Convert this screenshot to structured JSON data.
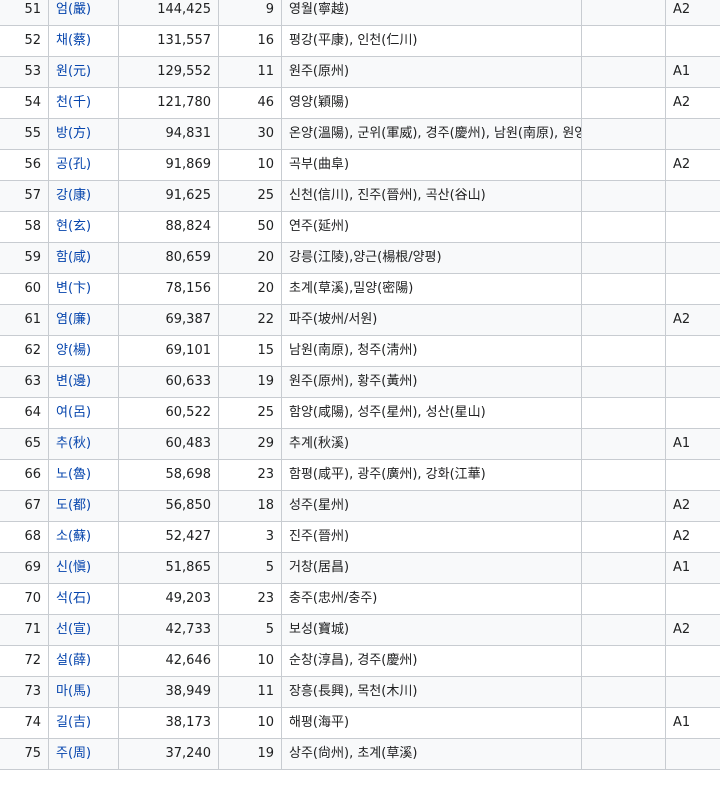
{
  "rows": [
    {
      "rank": "51",
      "name": "엄(嚴)",
      "population": "144,425",
      "clans": "9",
      "origin": "영월(寧越)",
      "grade": "A2"
    },
    {
      "rank": "52",
      "name": "채(蔡)",
      "population": "131,557",
      "clans": "16",
      "origin": "평강(平康), 인천(仁川)",
      "grade": ""
    },
    {
      "rank": "53",
      "name": "원(元)",
      "population": "129,552",
      "clans": "11",
      "origin": "원주(原州)",
      "grade": "A1"
    },
    {
      "rank": "54",
      "name": "천(千)",
      "population": "121,780",
      "clans": "46",
      "origin": "영양(穎陽)",
      "grade": "A2"
    },
    {
      "rank": "55",
      "name": "방(方)",
      "population": "94,831",
      "clans": "30",
      "origin": "온양(溫陽), 군위(軍威), 경주(慶州), 남원(南原), 원영(原榮)",
      "grade": ""
    },
    {
      "rank": "56",
      "name": "공(孔)",
      "population": "91,869",
      "clans": "10",
      "origin": "곡부(曲阜)",
      "grade": "A2"
    },
    {
      "rank": "57",
      "name": "강(康)",
      "population": "91,625",
      "clans": "25",
      "origin": "신천(信川), 진주(晉州), 곡산(谷山)",
      "grade": ""
    },
    {
      "rank": "58",
      "name": "현(玄)",
      "population": "88,824",
      "clans": "50",
      "origin": "연주(延州)",
      "grade": ""
    },
    {
      "rank": "59",
      "name": "함(咸)",
      "population": "80,659",
      "clans": "20",
      "origin": "강릉(江陵),양근(楊根/양평)",
      "grade": ""
    },
    {
      "rank": "60",
      "name": "변(卞)",
      "population": "78,156",
      "clans": "20",
      "origin": "초계(草溪),밀양(密陽)",
      "grade": ""
    },
    {
      "rank": "61",
      "name": "염(廉)",
      "population": "69,387",
      "clans": "22",
      "origin": "파주(坡州/서원)",
      "grade": "A2"
    },
    {
      "rank": "62",
      "name": "양(楊)",
      "population": "69,101",
      "clans": "15",
      "origin": "남원(南原), 청주(淸州)",
      "grade": ""
    },
    {
      "rank": "63",
      "name": "변(邊)",
      "population": "60,633",
      "clans": "19",
      "origin": "원주(原州), 황주(黃州)",
      "grade": ""
    },
    {
      "rank": "64",
      "name": "여(呂)",
      "population": "60,522",
      "clans": "25",
      "origin": "함양(咸陽), 성주(星州), 성산(星山)",
      "grade": ""
    },
    {
      "rank": "65",
      "name": "추(秋)",
      "population": "60,483",
      "clans": "29",
      "origin": "추계(秋溪)",
      "grade": "A1"
    },
    {
      "rank": "66",
      "name": "노(魯)",
      "population": "58,698",
      "clans": "23",
      "origin": "함평(咸平), 광주(廣州), 강화(江華)",
      "grade": ""
    },
    {
      "rank": "67",
      "name": "도(都)",
      "population": "56,850",
      "clans": "18",
      "origin": "성주(星州)",
      "grade": "A2"
    },
    {
      "rank": "68",
      "name": "소(蘇)",
      "population": "52,427",
      "clans": "3",
      "origin": "진주(晉州)",
      "grade": "A2"
    },
    {
      "rank": "69",
      "name": "신(愼)",
      "population": "51,865",
      "clans": "5",
      "origin": "거창(居昌)",
      "grade": "A1"
    },
    {
      "rank": "70",
      "name": "석(石)",
      "population": "49,203",
      "clans": "23",
      "origin": "충주(忠州/충주)",
      "grade": ""
    },
    {
      "rank": "71",
      "name": "선(宣)",
      "population": "42,733",
      "clans": "5",
      "origin": "보성(寶城)",
      "grade": "A2"
    },
    {
      "rank": "72",
      "name": "설(薛)",
      "population": "42,646",
      "clans": "10",
      "origin": "순창(淳昌), 경주(慶州)",
      "grade": ""
    },
    {
      "rank": "73",
      "name": "마(馬)",
      "population": "38,949",
      "clans": "11",
      "origin": "장흥(長興), 목천(木川)",
      "grade": ""
    },
    {
      "rank": "74",
      "name": "길(吉)",
      "population": "38,173",
      "clans": "10",
      "origin": "해평(海平)",
      "grade": "A1"
    },
    {
      "rank": "75",
      "name": "주(周)",
      "population": "37,240",
      "clans": "19",
      "origin": "상주(尙州), 초계(草溪)",
      "grade": ""
    }
  ]
}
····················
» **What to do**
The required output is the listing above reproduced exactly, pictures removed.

» **Answer box**
Convert this screenshot to structured JSON data.
{
  "rows": [
    {
      "rank": "51",
      "name": "엄(嚴)",
      "population": "144,425",
      "clans": "9",
      "origin": "영월(寧越)",
      "grade": "A2"
    },
    {
      "rank": "52",
      "name": "채(蔡)",
      "population": "131,557",
      "clans": "16",
      "origin": "평강(平康), 인천(仁川)",
      "grade": ""
    },
    {
      "rank": "53",
      "name": "원(元)",
      "population": "129,552",
      "clans": "11",
      "origin": "원주(原州)",
      "grade": "A1"
    },
    {
      "rank": "54",
      "name": "천(千)",
      "population": "121,780",
      "clans": "46",
      "origin": "영양(穎陽)",
      "grade": "A2"
    },
    {
      "rank": "55",
      "name": "방(方)",
      "population": "94,831",
      "clans": "30",
      "origin": "온양(溫陽), 군위(軍威), 경주(慶州), 남원(南原), 원영(原榮)",
      "grade": ""
    },
    {
      "rank": "56",
      "name": "공(孔)",
      "population": "91,869",
      "clans": "10",
      "origin": "곡부(曲阜)",
      "grade": "A2"
    },
    {
      "rank": "57",
      "name": "강(康)",
      "population": "91,625",
      "clans": "25",
      "origin": "신천(信川), 진주(晉州), 곡산(谷山)",
      "grade": ""
    },
    {
      "rank": "58",
      "name": "현(玄)",
      "population": "88,824",
      "clans": "50",
      "origin": "연주(延州)",
      "grade": ""
    },
    {
      "rank": "59",
      "name": "함(咸)",
      "population": "80,659",
      "clans": "20",
      "origin": "강릉(江陵),양근(楊根/양평)",
      "grade": ""
    },
    {
      "rank": "60",
      "name": "변(卞)",
      "population": "78,156",
      "clans": "20",
      "origin": "초계(草溪),밀양(密陽)",
      "grade": ""
    },
    {
      "rank": "61",
      "name": "염(廉)",
      "population": "69,387",
      "clans": "22",
      "origin": "파주(坡州/서원)",
      "grade": "A2"
    },
    {
      "rank": "62",
      "name": "양(楊)",
      "population": "69,101",
      "clans": "15",
      "origin": "남원(南原), 청주(淸州)",
      "grade": ""
    },
    {
      "rank": "63",
      "name": "변(邊)",
      "population": "60,633",
      "clans": "19",
      "origin": "원주(原州), 황주(黃州)",
      "grade": ""
    },
    {
      "rank": "64",
      "name": "여(呂)",
      "population": "60,522",
      "clans": "25",
      "origin": "함양(咸陽), 성주(星州), 성산(星山)",
      "grade": ""
    },
    {
      "rank": "65",
      "name": "추(秋)",
      "population": "60,483",
      "clans": "29",
      "origin": "추계(秋溪)",
      "grade": "A1"
    },
    {
      "rank": "66",
      "name": "노(魯)",
      "population": "58,698",
      "clans": "23",
      "origin": "함평(咸平), 광주(廣州), 강화(江華)",
      "grade": ""
    },
    {
      "rank": "67",
      "name": "도(都)",
      "population": "56,850",
      "clans": "18",
      "origin": "성주(星州)",
      "grade": "A2"
    },
    {
      "rank": "68",
      "name": "소(蘇)",
      "population": "52,427",
      "clans": "3",
      "origin": "진주(晉州)",
      "grade": "A2"
    },
    {
      "rank": "69",
      "name": "신(愼)",
      "population": "51,865",
      "clans": "5",
      "origin": "거창(居昌)",
      "grade": "A1"
    },
    {
      "rank": "70",
      "name": "석(石)",
      "population": "49,203",
      "clans": "23",
      "origin": "충주(忠州/충주)",
      "grade": ""
    },
    {
      "rank": "71",
      "name": "선(宣)",
      "population": "42,733",
      "clans": "5",
      "origin": "보성(寶城)",
      "grade": "A2"
    },
    {
      "rank": "72",
      "name": "설(薛)",
      "population": "42,646",
      "clans": "10",
      "origin": "순창(淳昌), 경주(慶州)",
      "grade": ""
    },
    {
      "rank": "73",
      "name": "마(馬)",
      "population": "38,949",
      "clans": "11",
      "origin": "장흥(長興), 목천(木川)",
      "grade": ""
    },
    {
      "rank": "74",
      "name": "길(吉)",
      "population": "38,173",
      "clans": "10",
      "origin": "해평(海平)",
      "grade": "A1"
    },
    {
      "rank": "75",
      "name": "주(周)",
      "population": "37,240",
      "clans": "19",
      "origin": "상주(尙州), 초계(草溪)",
      "grade": ""
    }
  ]
}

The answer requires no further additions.